Rob Brough's son Sam died on his third birthday in 1989, after suffering from health issues. Brough has two other children Jess and Tyson.[3]

In 2014, Brough attempted a 1,200 kilometre charity bike ride from Sydney to Brisbane. "Rob's Ride for Kids" was an attempt to raise money for the Children's Hospital Foundation in memory of his son Sam, who died 25 years prior. Due to illness, Brough pulled out of the ride without completing it but still managed to raise $16,000 for the charity.[12][13]

Brough's brother Mal Brough was a Federal Member of Parliament from 1996 until 2016. Due to his brother's involvement in politics, Brough has had to introduce numerous local news stories about his brother, including those that have detailed controversies such as Mal Brough's involvement in the James Ashby affair.[14]

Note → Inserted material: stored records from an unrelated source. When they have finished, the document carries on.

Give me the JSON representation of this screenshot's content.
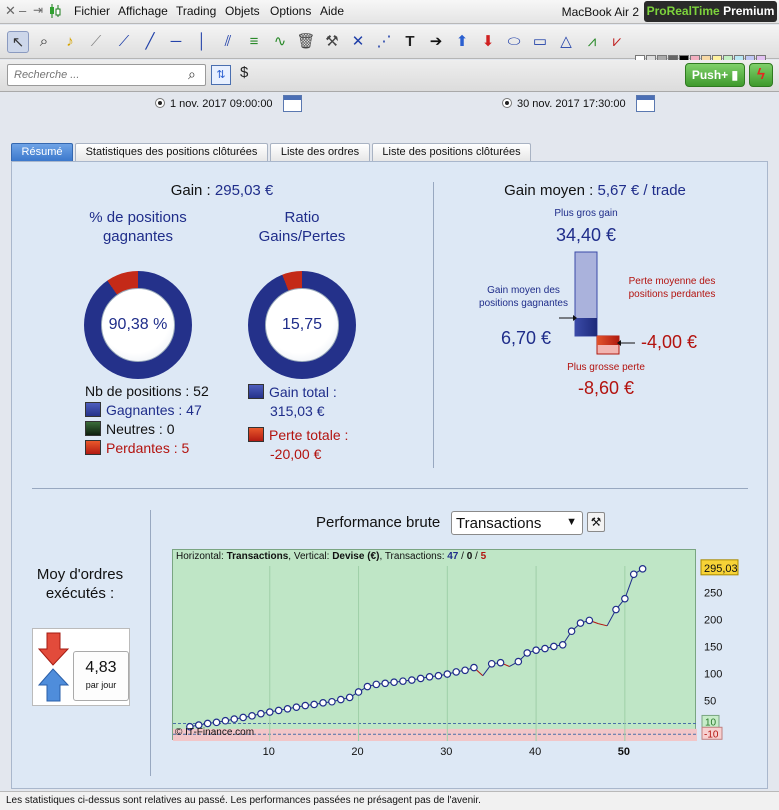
{
  "menubar": {
    "items": [
      "Fichier",
      "Affichage",
      "Trading",
      "Objets",
      "Options",
      "Aide"
    ],
    "device": "MacBook Air 2",
    "brand_green": "ProRealTime",
    "brand_white": "Premium"
  },
  "search": {
    "placeholder": "Recherche ..."
  },
  "push_label": "Push+",
  "dates": {
    "start": "1 nov. 2017 09:00:00",
    "end": "30 nov. 2017 17:30:00"
  },
  "tabs": [
    "Résumé",
    "Statistiques des positions clôturées",
    "Liste des ordres",
    "Liste des positions clôturées"
  ],
  "summary": {
    "gain_label": "Gain : ",
    "gain_value": "295,03 €",
    "pct_win_title": "% de positions gagnantes",
    "pct_win_value": "90,38 %",
    "ratio_title": "Ratio Gains/Pertes",
    "ratio_value": "15,75",
    "nb_positions": "Nb de positions : 52",
    "winning": "Gagnantes : 47",
    "neutral": "Neutres : 0",
    "losing": "Perdantes : 5",
    "gain_total_label": "Gain total :",
    "gain_total_value": "315,03 €",
    "loss_total_label": "Perte totale :",
    "loss_total_value": "-20,00 €"
  },
  "avg": {
    "title_label": "Gain moyen : ",
    "title_value": "5,67 € / trade",
    "biggest_gain_label": "Plus gros gain",
    "biggest_gain_value": "34,40 €",
    "avg_gain_label": "Gain moyen des positions gagnantes",
    "avg_gain_value": "6,70 €",
    "avg_loss_label": "Perte moyenne des positions perdantes",
    "avg_loss_value": "-4,00 €",
    "biggest_loss_label": "Plus grosse perte",
    "biggest_loss_value": "-8,60 €"
  },
  "orders": {
    "title": "Moy d'ordres exécutés :",
    "value": "4,83",
    "unit": "par jour"
  },
  "performance": {
    "title": "Performance brute",
    "select_value": "Transactions",
    "info_horizontal_label": "Horizontal: ",
    "info_horizontal_value": "Transactions",
    "info_vertical_label": ", Vertical: ",
    "info_vertical_value": "Devise (€)",
    "info_transactions_label": ", Transactions: ",
    "info_win": "47",
    "info_sep1": " / ",
    "info_neutral": "0",
    "info_sep2": " / ",
    "info_loss": "5",
    "copyright": "© IT-Finance.com",
    "last_value_label": "295,03",
    "band_top_label": "10",
    "band_bottom_label": "-10"
  },
  "chart_data": {
    "type": "line",
    "xlabel": "",
    "ylabel": "",
    "xlim": [
      0,
      57
    ],
    "ylim": [
      -15,
      315
    ],
    "x_ticks": [
      10,
      20,
      30,
      40,
      50
    ],
    "y_ticks": [
      50,
      100,
      150,
      200,
      250
    ],
    "highlight_x": 50,
    "band": [
      -10,
      10
    ],
    "x": [
      1,
      2,
      3,
      4,
      5,
      6,
      7,
      8,
      9,
      10,
      11,
      12,
      13,
      14,
      15,
      16,
      17,
      18,
      19,
      20,
      21,
      22,
      23,
      24,
      25,
      26,
      27,
      28,
      29,
      30,
      31,
      32,
      33,
      34,
      35,
      36,
      37,
      38,
      39,
      40,
      41,
      42,
      43,
      44,
      45,
      46,
      47,
      48,
      49,
      50,
      51,
      52
    ],
    "y": [
      4,
      7,
      10,
      12,
      15,
      18,
      21,
      24,
      28,
      31,
      34,
      37,
      40,
      43,
      45,
      48,
      50,
      54,
      58,
      68,
      78,
      82,
      84,
      86,
      88,
      90,
      93,
      96,
      98,
      101,
      105,
      108,
      113,
      98,
      120,
      122,
      115,
      124,
      140,
      145,
      148,
      152,
      155,
      180,
      195,
      200,
      194,
      190,
      220,
      240,
      285,
      295.03
    ],
    "win_color": "#1f2d8a",
    "loss_color": "#b3130f",
    "line_color": "#1f2d8a"
  },
  "footer": "Les statistiques ci-dessus sont relatives au passé. Les performances passées ne présagent pas de l'avenir."
}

  1. ^ a b Holmes, Peter (24 July 1994). "Rob's other game plan". The Sydney Morning Herald. Retrieved 18 May 2015.
  2. ^ Would the last viewer to leave Channel Nine please turn out the lights?, Dom Knight, Sydney Morning Herald, 9 March 2006. Retrieved 17 October 2016
  3. ^ a b c d e f g Hill, Janine (16 December 2007). "Brough and ready". Sunshine Coast Daily. Retrieved 22 February 2010.
  4. ^ Vote 1: WIN News, Media Watch, ABC Television, 5 November 2007. Retrieved 16 October 2016.
  5. ^ Footy Lovin' Cows, Media Watch, ABC Television, 17 March 2008. Retrieved 16 October 2016
  6. ^ "Leave TV laws alone." Seven Qld returns fire at regional campaign, David Knox, TV Tonight, 17 August 2015. Retrieved 16 October 2016
  7. ^ The world's most famous video-bomber's big day with 7 News, Yahoo7, 28 July 2016, retrieved 16 October 2016
  8. ^ World Famous Video-Bomber Georgia Knoll Gets Star Treatment, that's life!, 29 July 2016, retrieved 16 October 2016
  9. ^ The Coolangatta Gold, Peter Schreck, Hoyts Edgley, 1984
  10. ^ Why Rob Brough wants to coach first grade football, Sunshine Coast Daily, 25 August 2005. Retrieved 16 October 2016
  11. ^ Why Rob Brough has plenty to smile about, Mark Bode, Sunshine Coast Daily, 12 August 2013. Retrieved 16 October 2016
  12. ^ Rob's Ride For Kids, Facebook page. Retrieved 16 October 2016
  13. ^ Facebook post, Rob Brough, Rob's Ride for Kids Facebook page, 8 June 2014. Retrieved 16 October 2016.
  14. ^ Crabb, Annabel (30 June 2007). "In the eye of the storm". Sydney Morning Herald. Retrieved 22 February 2010.